Data providers now have a new medium to collect revenue from. As the fees are collected per-query, the revenue that they stand to collect will scale alongside the adoption and usage of BandChain and our oracle as a whole.

The option for data providers to monetize their services directly on-chain will also bring official support for premium and paid data sources onto BandChain. This will allow any developer building on BandChain to access a much wider array of providers and data types they can choose from, enabling BandChain oracle infrastructure to power a much wider range of applications and services.

Oracle Data Request Flow

The flow of requesting data from BandChain can be broken down into four main steps:

  1. Publishing the necessary data sources and oracle scripts to the network
  2. Sending the oracle data request transaction
  3. Fetching the necessary data
  4. Aggregating and storing the request result onto BandChain

1. Publishing Data Sources and Oracle Scripts

Before any data requests can be made, two conditions must be met:

  1. The oracle script that describes the data request must also have been published to Bandchain via Msg
  2. The data sources related to the aforementioned oracle script must be published to BandChain

2. Oracle Data Request Initialization

Once the required data sources and oracle scripts are published, the user can initiate data request to Band's oracle by broadcasting MsgRequestData. The contents of the message includes the ID of the oracle script that the requester wants to invoke and other query and security parameters.

Once the data transaction is confirmed on BandChain, the requested oracle script will begin its execution. The script's execution process can be split into two phases.

3. Fetching the Data

First, the oracle script's preparation function will emit the set of raw data requests necessary to continue the script's execution. The chain's validators, who are chosen at random for security reasons, will then inspect the raw data requests and execute the associated data sources' procedures as instructed by the request. Specifically, each of the chosen validator will attempt to retrieve information from all of the data sources specified in the executed oracle script.

The validators that successfully retrieved data from all the sources will then submit a raw data report to BandChain, containing the results they got from each of the data sources, by broadcasting MsgReportData. Once a sufficient number of validators, specified in the data request’s security parameters, have reported the their results, BandChain will begin executing the oracle script’s second part of aggregating request result.

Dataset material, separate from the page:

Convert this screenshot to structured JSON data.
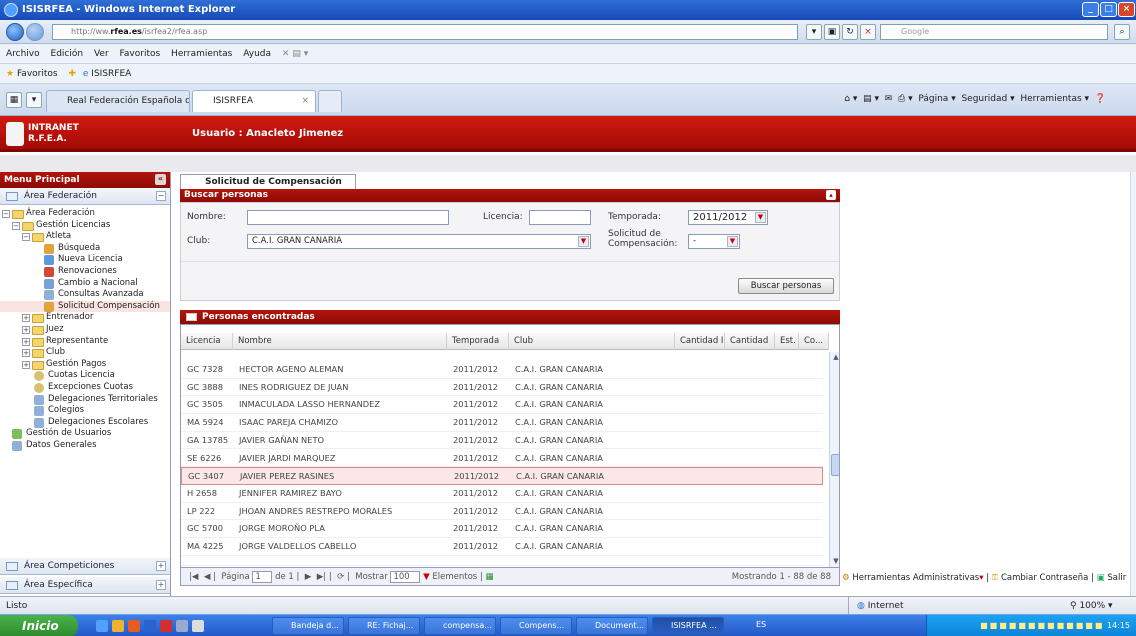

Note that for data from permissioned sources (e.g. under paywall), the data sources are expected to verify that payment has occurred on BandChain and supply data to requested validators accordingly. That way, BandChain allows API providers to monetize data with BandChain's on-chain payment settlement without needing to trust a middleman party.

4. Aggregating and Request Result Storage

This phase begins by aggregating all of the validators' reports (which contains the data each received from the data sources) into a final single result. This final result is then permanently stored in BandChain's application state. Once stored, the result becomes available on the chain's state tree and can be sent to other blockchain.

Oracle Data Request Flow

When the final result is successfully stored, an oracle data proof is also produced. This proof is a Merkle proof that shows the existence of the final result of the data request as well as other related information (oracle script hash, the parameters, the time of execution, etc) on BandChain. This proof can then be used by smart contracts on other blockchain to verify the existence of the data as well as to decode and retrieve the result stored. Both of these can be done by interacting with our lite client.